Isn’t plain water the best tulip treatment?
It’s true, bulb flowers need very little sugar to push open, but the formula is not about sugar. Bulb t-bags rebalance hormone levels disturbed at harvest, keep water pollution-free and drop the pH to dissolve air bubbles that block flow.
Chrysal Bulb T-bags are a balancing act
Bulb t-bags re-balance cell chemistry that gets out of whack when bulbous flowers are harvested, contain minimum amount of sugar to stabilize color, and are suitable for all flowers coming from bulbs, corms, rhizomes and tubers including iris, alstroe, anemones, alliums, freesia, nerines, ranuculas and lilies.
results in symptoms of premature yellow foliage in lilies and alstroe. Iris

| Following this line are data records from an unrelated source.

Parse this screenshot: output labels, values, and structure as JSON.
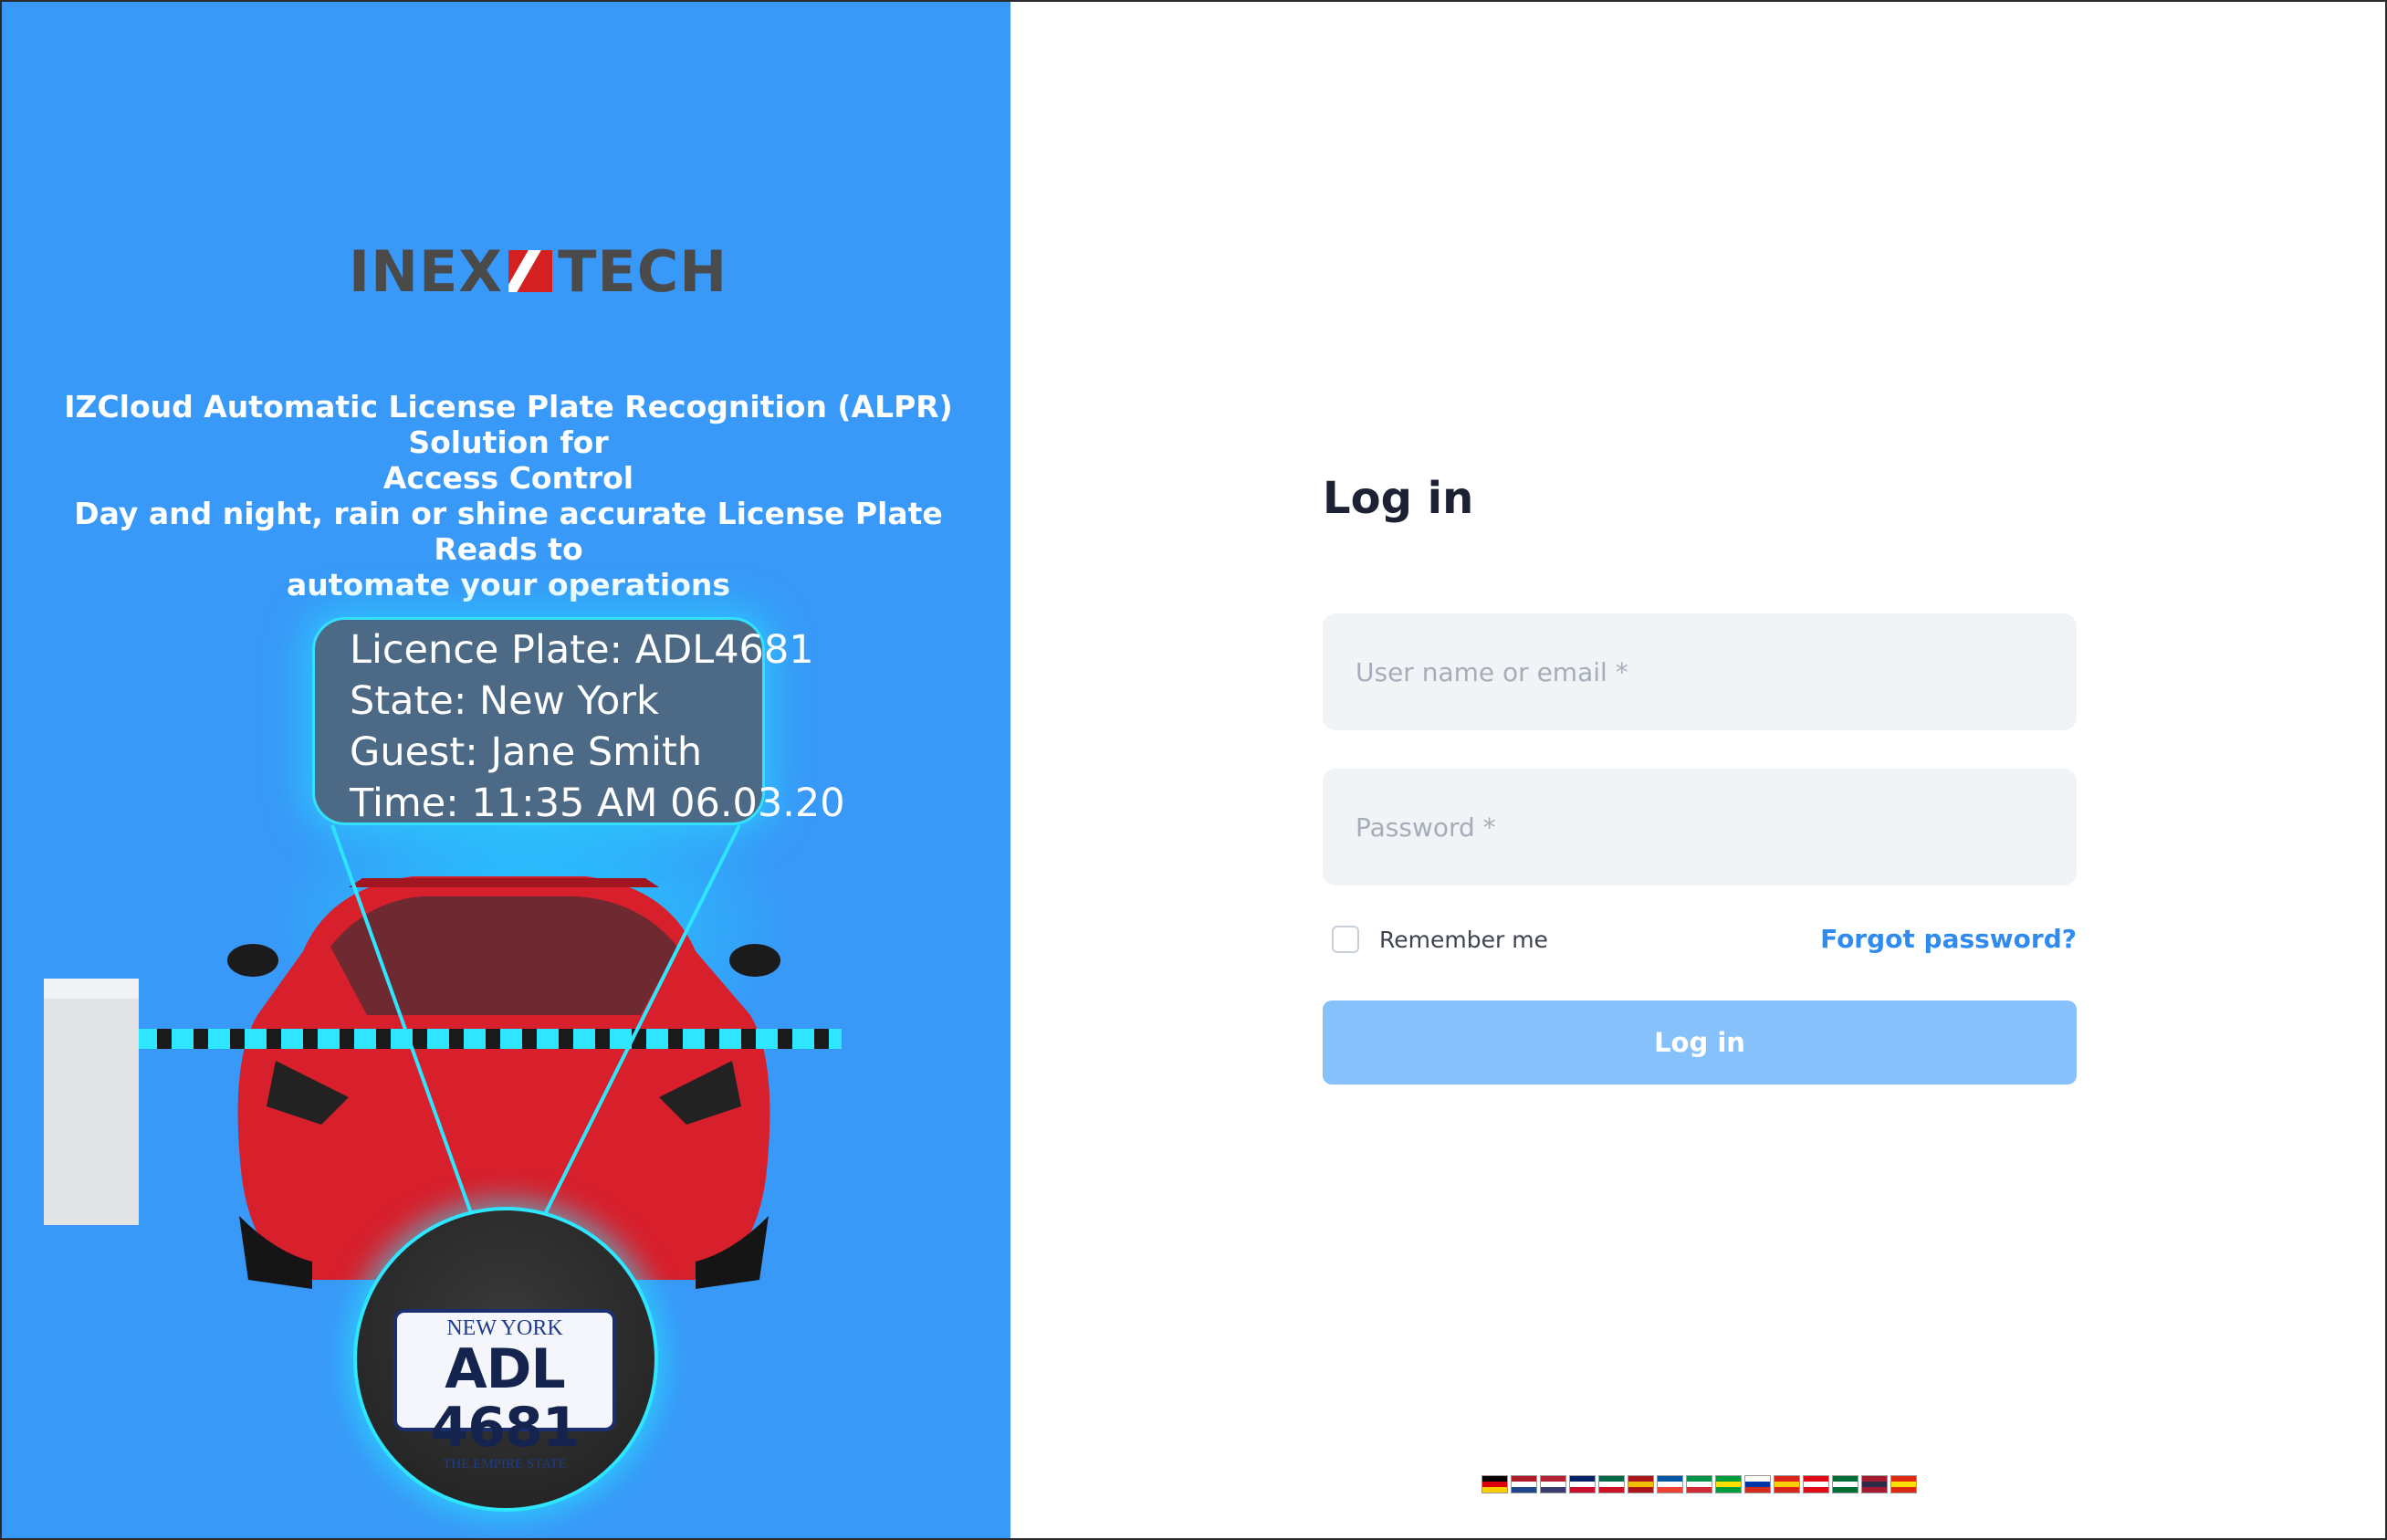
{
  "brand": {
    "logo_left": "INEX",
    "logo_right": "TECH",
    "tagline": [
      "IZCloud Automatic License Plate Recognition (ALPR) Solution for",
      "Access Control",
      "Day and night, rain or shine accurate License Plate Reads to",
      "automate your operations"
    ]
  },
  "recognition_bubble": {
    "line1": "Licence Plate: ADL4681",
    "line2": "State: New York",
    "line3": "Guest: Jane Smith",
    "line4": "Time: 11:35 AM 06.03.20"
  },
  "plate": {
    "state": "NEW YORK",
    "number": "ADL 4681",
    "motto": "THE EMPIRE STATE"
  },
  "login": {
    "title": "Log in",
    "username_placeholder": "User name or email *",
    "username_value": "",
    "password_placeholder": "Password *",
    "password_value": "",
    "remember_label": "Remember me",
    "remember_checked": false,
    "forgot_label": "Forgot password?",
    "submit_label": "Log in"
  },
  "colors": {
    "left_panel": "#3899f8",
    "button": "#86c1fb",
    "link": "#2f8bef",
    "input_bg": "#f1f4f7"
  },
  "languages": [
    {
      "name": "german-flag",
      "colors": [
        "#000000",
        "#dd0000",
        "#ffce00"
      ]
    },
    {
      "name": "dutch-flag",
      "colors": [
        "#ae1c28",
        "#ffffff",
        "#21468b"
      ]
    },
    {
      "name": "us-flag",
      "colors": [
        "#b22234",
        "#ffffff",
        "#3c3b6e"
      ]
    },
    {
      "name": "uk-flag",
      "colors": [
        "#012169",
        "#ffffff",
        "#c8102e"
      ]
    },
    {
      "name": "mexico-flag",
      "colors": [
        "#006847",
        "#ffffff",
        "#ce1126"
      ]
    },
    {
      "name": "spain-flag",
      "colors": [
        "#aa151b",
        "#f1bf00",
        "#aa151b"
      ]
    },
    {
      "name": "france-flag",
      "colors": [
        "#0055a4",
        "#ffffff",
        "#ef4135"
      ]
    },
    {
      "name": "italy-flag",
      "colors": [
        "#009246",
        "#ffffff",
        "#ce2b37"
      ]
    },
    {
      "name": "brazil-flag",
      "colors": [
        "#009c3b",
        "#ffdf00",
        "#009c3b"
      ]
    },
    {
      "name": "russia-flag",
      "colors": [
        "#ffffff",
        "#0039a6",
        "#d52b1e"
      ]
    },
    {
      "name": "vietnam-flag",
      "colors": [
        "#da251d",
        "#ffcd00",
        "#da251d"
      ]
    },
    {
      "name": "turkey-flag",
      "colors": [
        "#e30a17",
        "#ffffff",
        "#e30a17"
      ]
    },
    {
      "name": "saudi-flag",
      "colors": [
        "#006c35",
        "#ffffff",
        "#006c35"
      ]
    },
    {
      "name": "thailand-flag",
      "colors": [
        "#a51931",
        "#2d2a4a",
        "#a51931"
      ]
    },
    {
      "name": "china-flag",
      "colors": [
        "#de2910",
        "#ffde00",
        "#de2910"
      ]
    }
  ]
}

petals curling in rather than unfurling; freesia flower combs with only one or
two buds opening.
In tulips, the hormone imbalance causes foliage to rapidly loose color vibrancy — turning grey and yellowing. Super short vase life, and shriveling petals that soon appear transparent and look drab.
Easy to use:
Fill tulip buckets with ½ gallon of cold water. Drop in Bulb T-bag and add tulips. Solution will keep the water clean and flowing for 5-6 days on display.
Tulip Field Notes~
- Unlike most flowers, tulips drink just fine through callous stem tissues as long as the flowers have not been held dry for longer than 3-4 days
- Keep tulip sleeves in place until flowers have hardened up to insure upright stems
- Never mix daffs with tulips. Daffodil sap kills tulips fast
- Use Bulb T-bags and cold water to prep display buckets for all bulbous flowers